Maxi’s similar, but has occasional bouts of energy (eg the carol concert). Also, the poor child has been embarrassed by burps that smell of rotten eggs. They really do. Proper fill-the-room-with-stink ones. Wee soul! Whilst I questioned her about how much water she was drinking and whether she was pooing enough, The Boss actually bothered to look in her throat. And instantly recoiled: red, swollen, with yellow pus-filled blisters. Bluerghy tonsillitis (bleurghy – it’s a technical term; a polite form of ‘minging’). No wonder she feels sick, has a cough and is smelly! That’ll be a trip to the GP tomorrow, then, to check whether she needs antibiotics or not.

So, today we joined with the rest of the school community in pooling our germs by sitting amongst the most effective bacterial vectors in the known Universe: small children.
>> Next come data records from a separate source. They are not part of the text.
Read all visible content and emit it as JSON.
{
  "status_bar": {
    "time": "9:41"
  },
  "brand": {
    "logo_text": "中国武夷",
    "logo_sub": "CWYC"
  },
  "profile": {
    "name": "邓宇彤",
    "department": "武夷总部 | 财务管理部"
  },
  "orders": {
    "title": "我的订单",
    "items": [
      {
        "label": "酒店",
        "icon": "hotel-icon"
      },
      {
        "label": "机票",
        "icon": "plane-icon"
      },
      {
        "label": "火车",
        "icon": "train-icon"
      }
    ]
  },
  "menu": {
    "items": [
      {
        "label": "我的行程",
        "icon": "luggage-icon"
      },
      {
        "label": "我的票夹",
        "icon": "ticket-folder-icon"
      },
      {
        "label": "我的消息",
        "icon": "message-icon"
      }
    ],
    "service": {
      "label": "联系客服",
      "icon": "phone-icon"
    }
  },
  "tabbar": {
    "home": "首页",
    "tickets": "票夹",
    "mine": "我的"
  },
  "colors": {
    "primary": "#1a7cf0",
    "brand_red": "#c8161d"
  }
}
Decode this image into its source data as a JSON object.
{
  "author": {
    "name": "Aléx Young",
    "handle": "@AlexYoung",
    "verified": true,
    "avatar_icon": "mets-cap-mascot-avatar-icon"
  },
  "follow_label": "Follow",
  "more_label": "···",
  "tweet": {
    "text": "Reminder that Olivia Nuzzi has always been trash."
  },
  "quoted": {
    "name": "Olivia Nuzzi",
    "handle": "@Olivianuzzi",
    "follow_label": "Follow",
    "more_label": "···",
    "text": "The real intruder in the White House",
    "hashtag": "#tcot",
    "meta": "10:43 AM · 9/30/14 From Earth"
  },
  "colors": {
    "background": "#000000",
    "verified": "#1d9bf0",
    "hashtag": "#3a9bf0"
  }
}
We watched the nursery kids do their nativity play. Mini had a lot of talking to do in her part as the Innkeeper, but surprisingly she seemed shy of the older kids and parents watching her, and could be barely heard. As with other minx nativities, it struck me that the staff had obviously put in tons of effort and time, but many children seemed to stumble through the motions, not enjoying it, enduring it like The Boss was, and not understanding what was going on. Why do we do this every year to our kids? I get that for practising Christians, subjecting small kids to nativity plays is part of teaching them about their religion. But my logical little mind doesn’t really get why we all do it. Yes, yes, children learn lots of skills through taking part, such as being able to speak and sing in front of an audience, it’s a memory test, and it’s a wee introduction to drama. But why is it always the youngest pre-schoolers who’re made to perform whilst we parents coo over them? Perhaps the kids would engage in those new skills a bit more enthusiastically if it was in a setting that they understood or empathised with a bit more, like the older children are given? Like an interpretation of the latest Disney film…? Ah well, though, never again – the youngest minx has taken part in her last nativity. I guess the next nativity I attend and smile at will be for my grandchildren (gulp!)
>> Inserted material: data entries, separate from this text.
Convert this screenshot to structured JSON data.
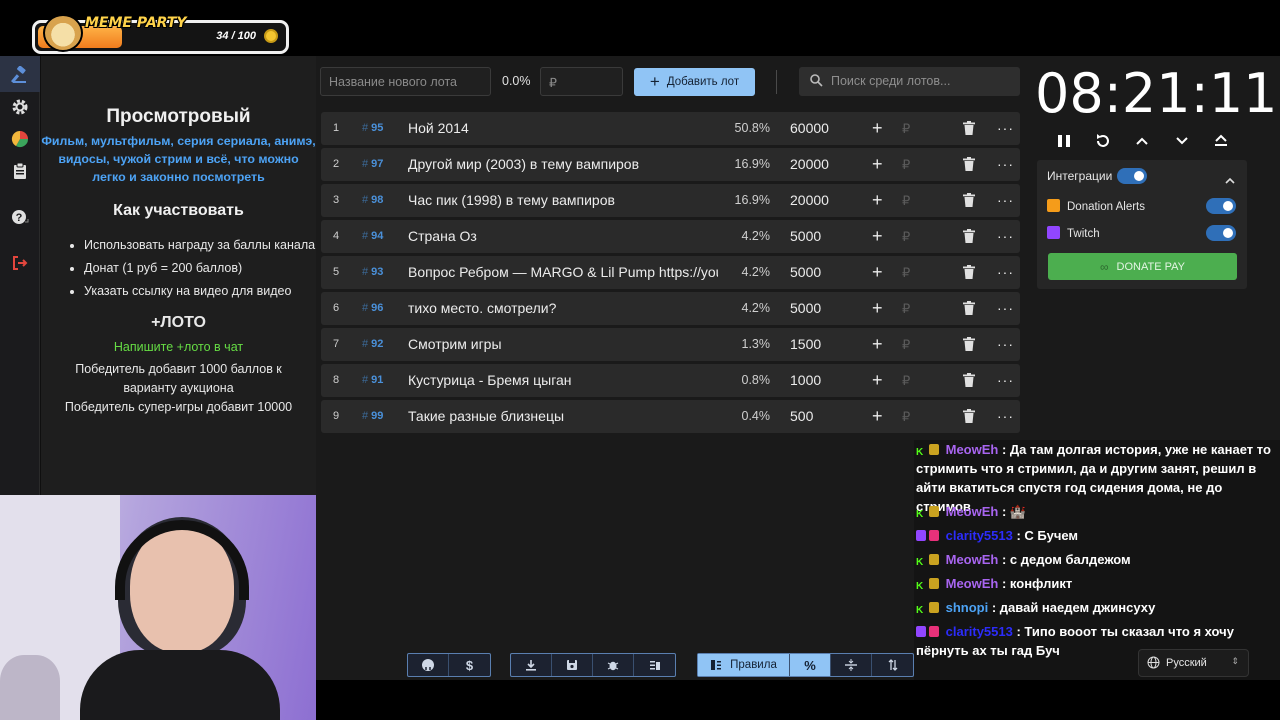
{
  "overlay": {
    "title": "MEME PARTY",
    "progress_text": "34 / 100",
    "progress_fraction": 0.34
  },
  "sidebar": {
    "items": [
      {
        "icon": "gavel-icon",
        "active": true
      },
      {
        "icon": "gear-icon"
      },
      {
        "icon": "pie-chart-icon"
      },
      {
        "icon": "clipboard-icon"
      },
      {
        "icon": "help-icon"
      },
      {
        "icon": "logout-icon"
      }
    ]
  },
  "rules": {
    "title": "Просмотровый",
    "subtitle": "Фильм, мультфильм, серия сериала, анимэ, видосы, чужой стрим и всё, что можно легко и законно посмотреть",
    "how_title": "Как участвовать",
    "how_items": [
      "Использовать награду за баллы канала",
      "Донат (1 руб = 200 баллов)",
      "Указать ссылку на видео для видео"
    ],
    "loto_title": "+ЛОТО",
    "loto_hint": "Напишите +лото в чат",
    "loto_text1": "Победитель добавит 1000 баллов к варианту аукциона",
    "loto_text2": "Победитель супер-игры добавит 10000"
  },
  "new_lot": {
    "name_placeholder": "Название нового лота",
    "percent": "0.0%",
    "amount_placeholder": "₽",
    "add_label": "Добавить лот"
  },
  "search": {
    "placeholder": "Поиск среди лотов..."
  },
  "lots": [
    {
      "index": "1",
      "id": "95",
      "name": "Ной 2014",
      "percent": "50.8%",
      "amount": "60000"
    },
    {
      "index": "2",
      "id": "97",
      "name": "Другой мир (2003) в тему вампиров",
      "percent": "16.9%",
      "amount": "20000"
    },
    {
      "index": "3",
      "id": "98",
      "name": "Час пик (1998) в тему вампиров",
      "percent": "16.9%",
      "amount": "20000"
    },
    {
      "index": "4",
      "id": "94",
      "name": "Страна Оз",
      "percent": "4.2%",
      "amount": "5000"
    },
    {
      "index": "5",
      "id": "93",
      "name": "Вопрос Ребром — MARGO & Lil Pump https://youtu",
      "percent": "4.2%",
      "amount": "5000"
    },
    {
      "index": "6",
      "id": "96",
      "name": "тихо место. смотрели?",
      "percent": "4.2%",
      "amount": "5000"
    },
    {
      "index": "7",
      "id": "92",
      "name": "Смотрим игры",
      "percent": "1.3%",
      "amount": "1500"
    },
    {
      "index": "8",
      "id": "91",
      "name": "Кустурица - Бремя цыган",
      "percent": "0.8%",
      "amount": "1000"
    },
    {
      "index": "9",
      "id": "99",
      "name": "Такие разные близнецы",
      "percent": "0.4%",
      "amount": "500"
    }
  ],
  "lot_row": {
    "plus": "+",
    "currency": "₽",
    "more": "···",
    "hash": "#"
  },
  "timer": {
    "value": "08:21:11"
  },
  "integrations": {
    "title": "Интеграции",
    "services": [
      {
        "name": "Donation Alerts",
        "enabled": true
      },
      {
        "name": "Twitch",
        "enabled": true
      }
    ],
    "donatepay_label": "DONATE PAY"
  },
  "chat": {
    "messages": [
      {
        "badges": [
          "kick",
          "crown"
        ],
        "user": "MeowEh",
        "text": ": Да там долгая история, уже не канает то стримить что я стримил, да и другим занят, решил в айти вкатиться спустя год сидения дома, не до стримов"
      },
      {
        "badges": [
          "kick",
          "crown"
        ],
        "user": "MeowEh",
        "text": ": 🏰"
      },
      {
        "badges": [
          "twitch",
          "pink"
        ],
        "user": "clarity5513",
        "text": ": С Бучем"
      },
      {
        "badges": [
          "kick",
          "crown"
        ],
        "user": "MeowEh",
        "text": ": с дедом балдежом"
      },
      {
        "badges": [
          "kick",
          "crown"
        ],
        "user": "MeowEh",
        "text": ": конфликт"
      },
      {
        "badges": [
          "kick",
          "crown"
        ],
        "user": "shnopi",
        "text": ": давай наедем джинсуху"
      },
      {
        "badges": [
          "twitch",
          "pink"
        ],
        "user": "clarity5513",
        "text": ": Типо вооот ты сказал что я хочу пёрнуть ах ты гад Буч"
      }
    ]
  },
  "language": {
    "selected": "Русский"
  },
  "toolbar": {
    "rules_label": "Правила",
    "percent_label": "%"
  },
  "colors": {
    "accent": "#90c4f5",
    "lot_id": "#4a90d9",
    "donate": "#4cae4f",
    "green_text": "#66dd44",
    "rules_blue": "#4da3f5"
  }
}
The carol concert that evening was also lovely. It’s only a small school so all the children fit on the stage at the same time. Maxi tried hard to “engage enthusiastically”, whilst Midi giggled her way through the entire concert with her best friend. Many of the children got to speak a line in front of the audience, saying what they were most looking forward to about Christmas. Both older minxes talked about their Daddy being home for a whole week and seeing their grandparents. Awwww!

The older kids were asked to dress in a Victorian style for the concert. Maxi asked originally for a flat cap, breeches and waistcoat. I poo-pooed that idea and came up with middle partings and scraped back hair, severe dress (school uniform), a bit of tied lace as a kind of collar, another strip of wide lace pinned over the top of a minx head, and a folded over frilly pillowcase tied around the waist to form a sort of apron. It took 5 minutes and was a bit tenuous, but all I could manage without spending money.

A Good Daddy…


A Good Daddy…doesn’t just paint his daughter’s fingernails; he asks her which colours she’d like best.